In the copy, include no pictures, but reproduce every record exactly.

INFORMATION GIVEN:
==============================

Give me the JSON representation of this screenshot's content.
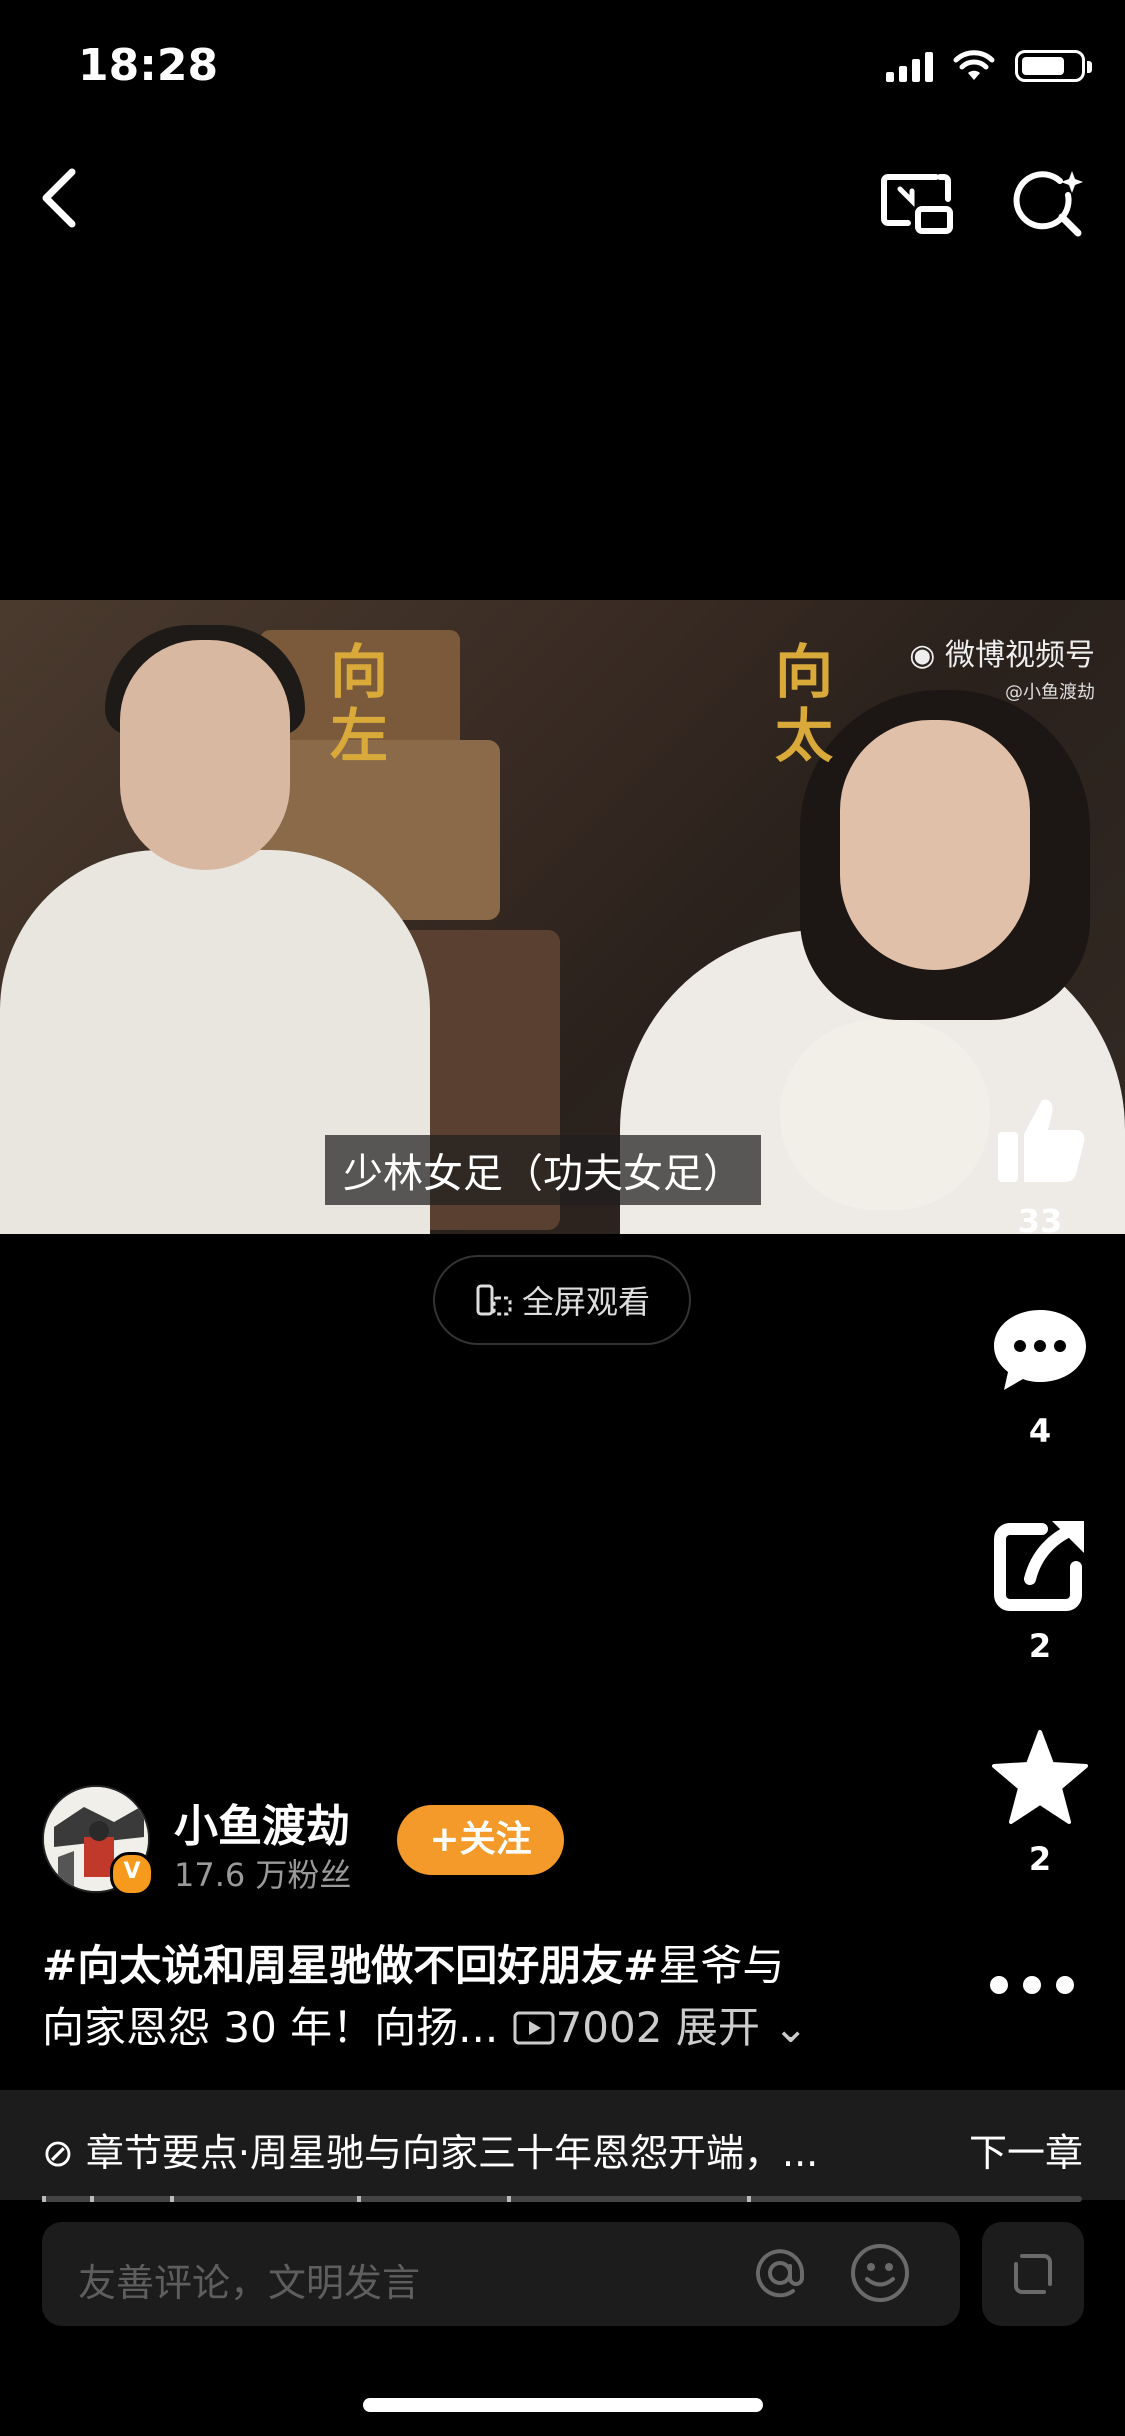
{
  "status_bar": {
    "time": "18:28",
    "battery_level": 0.75
  },
  "nav": {
    "back_icon": "chevron-left-icon",
    "pip_icon": "picture-in-picture-icon",
    "search_icon": "ai-search-icon"
  },
  "video": {
    "caption_left": "向左",
    "caption_right": "向太",
    "watermark_brand": "微博视频号",
    "watermark_user": "@小鱼渡劫",
    "subtitle": "少林女足（功夫女足）"
  },
  "fullscreen": {
    "label": "全屏观看"
  },
  "actions": {
    "like_count": "33",
    "comment_count": "4",
    "share_count": "2",
    "favorite_count": "2"
  },
  "author": {
    "name": "小鱼渡劫",
    "fans": "17.6 万粉丝",
    "follow_label": "关注",
    "verified": "V"
  },
  "description": {
    "hashtag": "#向太说和周星驰做不回好朋友#",
    "text_line1": "星爷与",
    "text_line2": "向家恩怨 30 年！向扬...",
    "play_count": "7002",
    "expand_label": "展开"
  },
  "chapter": {
    "text": "章节要点·周星驰与向家三十年恩怨开端，...",
    "next_label": "下一章",
    "progress": 0.0
  },
  "comment": {
    "placeholder": "友善评论，文明发言"
  }
}
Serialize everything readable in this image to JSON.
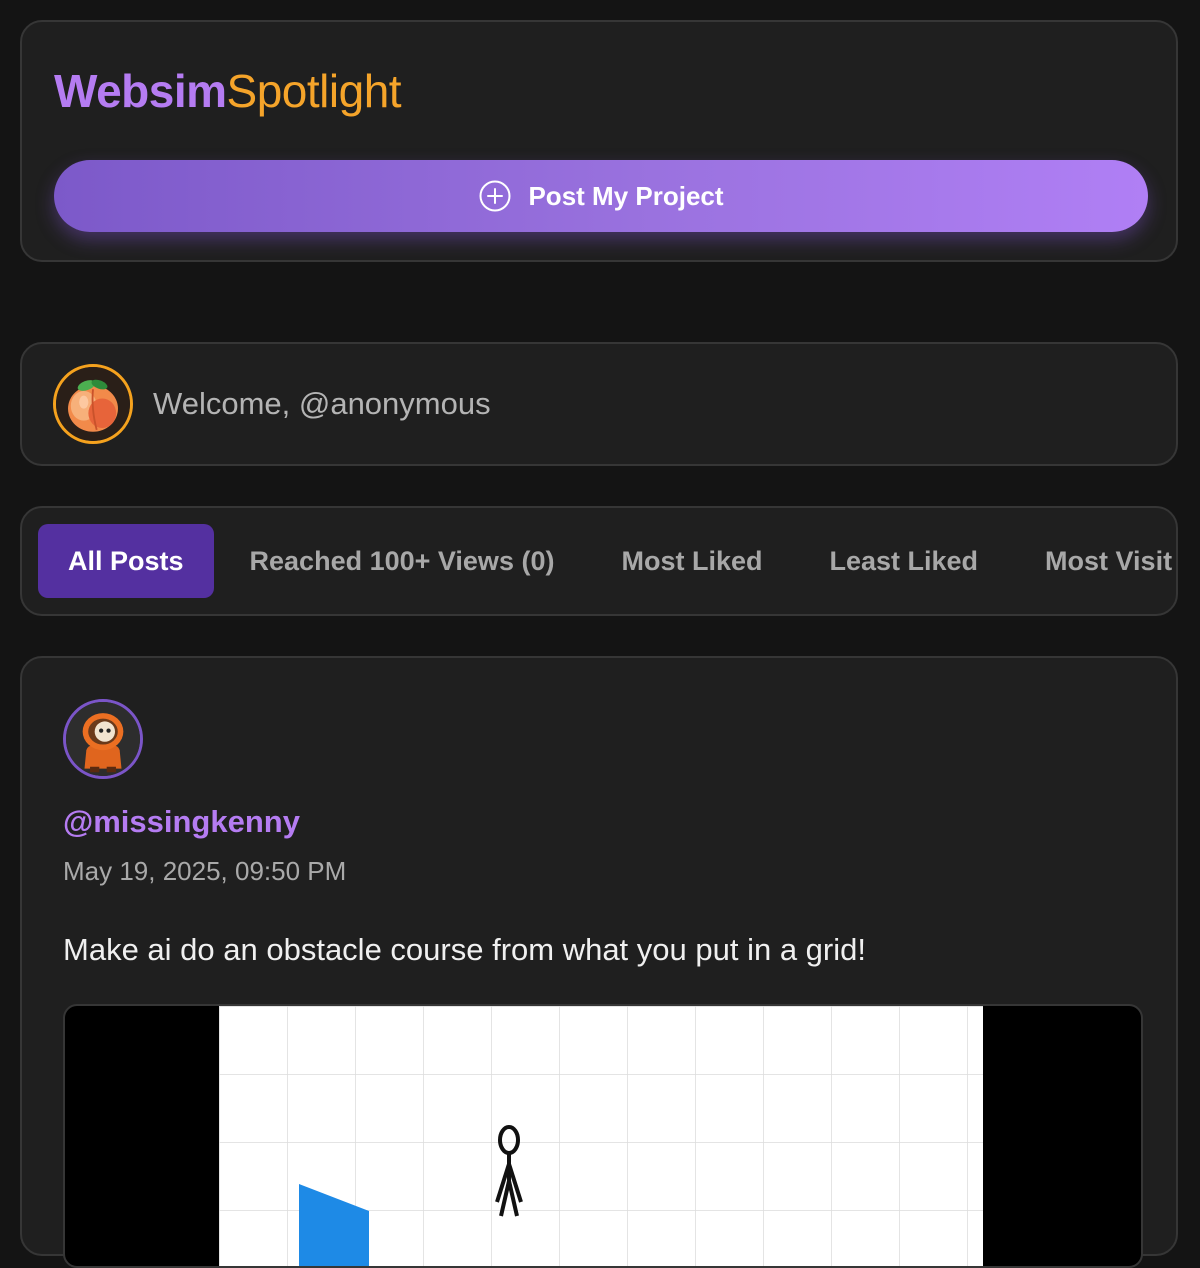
{
  "header": {
    "brand_part1": "Websim",
    "brand_part2": "Spotlight",
    "post_button_label": "Post My Project",
    "post_button_icon": "plus-circle-icon",
    "accent_purple": "#b57cf2",
    "accent_orange": "#f5a42a"
  },
  "welcome": {
    "text": "Welcome, @anonymous",
    "avatar_icon": "peach-icon"
  },
  "tabs": [
    {
      "label": "All Posts",
      "active": true
    },
    {
      "label": "Reached 100+ Views (0)",
      "active": false
    },
    {
      "label": "Most Liked",
      "active": false
    },
    {
      "label": "Least Liked",
      "active": false
    },
    {
      "label": "Most Visit",
      "active": false
    }
  ],
  "post": {
    "username": "@missingkenny",
    "date": "May 19, 2025, 09:50 PM",
    "text": "Make ai do an obstacle course from what you put in a grid!",
    "avatar_icon": "kenny-avatar-icon",
    "media_icon": "grid-preview-image"
  }
}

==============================

ANSWER BELOW:
Give me the JSON representation of this screenshot's content.
{
  "status_bar": {
    "time": "18:28",
    "battery_level": 0.75
  },
  "nav": {
    "back_icon": "chevron-left-icon",
    "pip_icon": "picture-in-picture-icon",
    "search_icon": "ai-search-icon"
  },
  "video": {
    "caption_left": "向左",
    "caption_right": "向太",
    "watermark_brand": "微博视频号",
    "watermark_user": "@小鱼渡劫",
    "subtitle": "少林女足（功夫女足）"
  },
  "fullscreen": {
    "label": "全屏观看"
  },
  "actions": {
    "like_count": "33",
    "comment_count": "4",
    "share_count": "2",
    "favorite_count": "2"
  },
  "author": {
    "name": "小鱼渡劫",
    "fans": "17.6 万粉丝",
    "follow_label": "关注",
    "verified": "V"
  },
  "description": {
    "hashtag": "#向太说和周星驰做不回好朋友#",
    "text_line1": "星爷与",
    "text_line2": "向家恩怨 30 年！向扬...",
    "play_count": "7002",
    "expand_label": "展开"
  },
  "chapter": {
    "text": "章节要点·周星驰与向家三十年恩怨开端，...",
    "next_label": "下一章",
    "progress": 0.0
  },
  "comment": {
    "placeholder": "友善评论，文明发言"
  }
}
Serialize everything readable in this image to JSON.
{
  "header": {
    "brand_part1": "Websim",
    "brand_part2": "Spotlight",
    "post_button_label": "Post My Project",
    "post_button_icon": "plus-circle-icon",
    "accent_purple": "#b57cf2",
    "accent_orange": "#f5a42a"
  },
  "welcome": {
    "text": "Welcome, @anonymous",
    "avatar_icon": "peach-icon"
  },
  "tabs": [
    {
      "label": "All Posts",
      "active": true
    },
    {
      "label": "Reached 100+ Views (0)",
      "active": false
    },
    {
      "label": "Most Liked",
      "active": false
    },
    {
      "label": "Least Liked",
      "active": false
    },
    {
      "label": "Most Visit",
      "active": false
    }
  ],
  "post": {
    "username": "@missingkenny",
    "date": "May 19, 2025, 09:50 PM",
    "text": "Make ai do an obstacle course from what you put in a grid!",
    "avatar_icon": "kenny-avatar-icon",
    "media_icon": "grid-preview-image"
  }
}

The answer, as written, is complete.